About this exercise:
How many lines in the material below include the string "value"? Answer with the number only.

Provided records:

· · · · ·

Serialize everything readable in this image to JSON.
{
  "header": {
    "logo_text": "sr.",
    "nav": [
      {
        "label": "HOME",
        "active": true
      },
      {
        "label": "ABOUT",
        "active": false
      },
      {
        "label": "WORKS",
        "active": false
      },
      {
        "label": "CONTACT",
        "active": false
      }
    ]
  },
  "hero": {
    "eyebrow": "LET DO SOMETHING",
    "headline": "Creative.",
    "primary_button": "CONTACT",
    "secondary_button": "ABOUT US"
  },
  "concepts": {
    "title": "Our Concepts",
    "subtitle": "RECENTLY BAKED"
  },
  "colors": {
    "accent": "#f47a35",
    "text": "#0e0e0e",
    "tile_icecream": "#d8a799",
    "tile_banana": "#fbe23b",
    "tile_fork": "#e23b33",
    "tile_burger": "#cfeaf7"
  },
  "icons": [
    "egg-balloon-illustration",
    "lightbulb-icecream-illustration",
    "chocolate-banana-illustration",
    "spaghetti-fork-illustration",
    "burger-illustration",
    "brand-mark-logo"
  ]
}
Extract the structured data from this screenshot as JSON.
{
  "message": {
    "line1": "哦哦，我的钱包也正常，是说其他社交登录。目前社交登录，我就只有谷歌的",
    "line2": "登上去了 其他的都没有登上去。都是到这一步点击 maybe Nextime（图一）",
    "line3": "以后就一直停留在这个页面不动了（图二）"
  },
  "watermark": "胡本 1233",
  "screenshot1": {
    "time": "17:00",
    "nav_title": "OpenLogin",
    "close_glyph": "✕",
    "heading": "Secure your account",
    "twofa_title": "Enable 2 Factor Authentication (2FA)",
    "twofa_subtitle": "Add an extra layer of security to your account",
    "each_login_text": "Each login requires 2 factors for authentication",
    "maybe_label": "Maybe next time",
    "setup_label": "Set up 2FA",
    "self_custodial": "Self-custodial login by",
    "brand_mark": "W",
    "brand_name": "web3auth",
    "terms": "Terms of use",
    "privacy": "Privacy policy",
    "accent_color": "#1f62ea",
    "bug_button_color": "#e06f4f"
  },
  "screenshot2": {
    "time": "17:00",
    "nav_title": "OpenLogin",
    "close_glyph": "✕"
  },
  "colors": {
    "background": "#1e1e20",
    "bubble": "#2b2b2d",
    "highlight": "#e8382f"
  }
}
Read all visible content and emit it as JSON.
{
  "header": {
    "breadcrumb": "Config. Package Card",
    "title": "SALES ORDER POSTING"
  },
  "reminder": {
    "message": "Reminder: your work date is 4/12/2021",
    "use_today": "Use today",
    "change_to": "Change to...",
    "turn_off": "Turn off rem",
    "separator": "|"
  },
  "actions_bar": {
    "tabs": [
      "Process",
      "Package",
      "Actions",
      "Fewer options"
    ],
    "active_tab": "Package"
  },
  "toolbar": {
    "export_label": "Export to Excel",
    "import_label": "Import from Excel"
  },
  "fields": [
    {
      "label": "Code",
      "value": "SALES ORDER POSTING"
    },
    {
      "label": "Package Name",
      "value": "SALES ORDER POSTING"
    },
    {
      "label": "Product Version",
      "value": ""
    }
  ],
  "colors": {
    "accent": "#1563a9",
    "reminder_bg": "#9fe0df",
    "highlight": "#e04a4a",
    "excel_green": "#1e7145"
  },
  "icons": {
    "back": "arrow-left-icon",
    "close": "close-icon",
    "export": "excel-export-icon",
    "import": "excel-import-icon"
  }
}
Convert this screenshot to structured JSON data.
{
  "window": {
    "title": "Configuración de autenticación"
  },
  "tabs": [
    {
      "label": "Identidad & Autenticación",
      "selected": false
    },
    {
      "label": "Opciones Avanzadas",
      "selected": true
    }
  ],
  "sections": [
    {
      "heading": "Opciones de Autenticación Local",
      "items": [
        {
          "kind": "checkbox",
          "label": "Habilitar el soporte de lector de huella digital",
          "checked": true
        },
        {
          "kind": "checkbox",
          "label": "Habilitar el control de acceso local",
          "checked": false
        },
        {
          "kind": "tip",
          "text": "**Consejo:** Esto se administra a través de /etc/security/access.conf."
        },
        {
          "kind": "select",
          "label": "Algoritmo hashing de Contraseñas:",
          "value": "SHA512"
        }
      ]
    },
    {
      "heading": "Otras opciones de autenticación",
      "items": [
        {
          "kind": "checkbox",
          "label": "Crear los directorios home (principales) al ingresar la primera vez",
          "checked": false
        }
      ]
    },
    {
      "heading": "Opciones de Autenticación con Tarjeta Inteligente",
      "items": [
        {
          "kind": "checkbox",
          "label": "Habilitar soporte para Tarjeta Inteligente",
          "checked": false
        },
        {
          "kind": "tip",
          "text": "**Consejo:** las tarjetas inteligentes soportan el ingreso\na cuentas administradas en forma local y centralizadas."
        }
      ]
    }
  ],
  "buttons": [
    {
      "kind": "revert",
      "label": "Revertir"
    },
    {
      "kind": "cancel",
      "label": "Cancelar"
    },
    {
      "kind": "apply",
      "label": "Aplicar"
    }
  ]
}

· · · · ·

Solved exercise:
4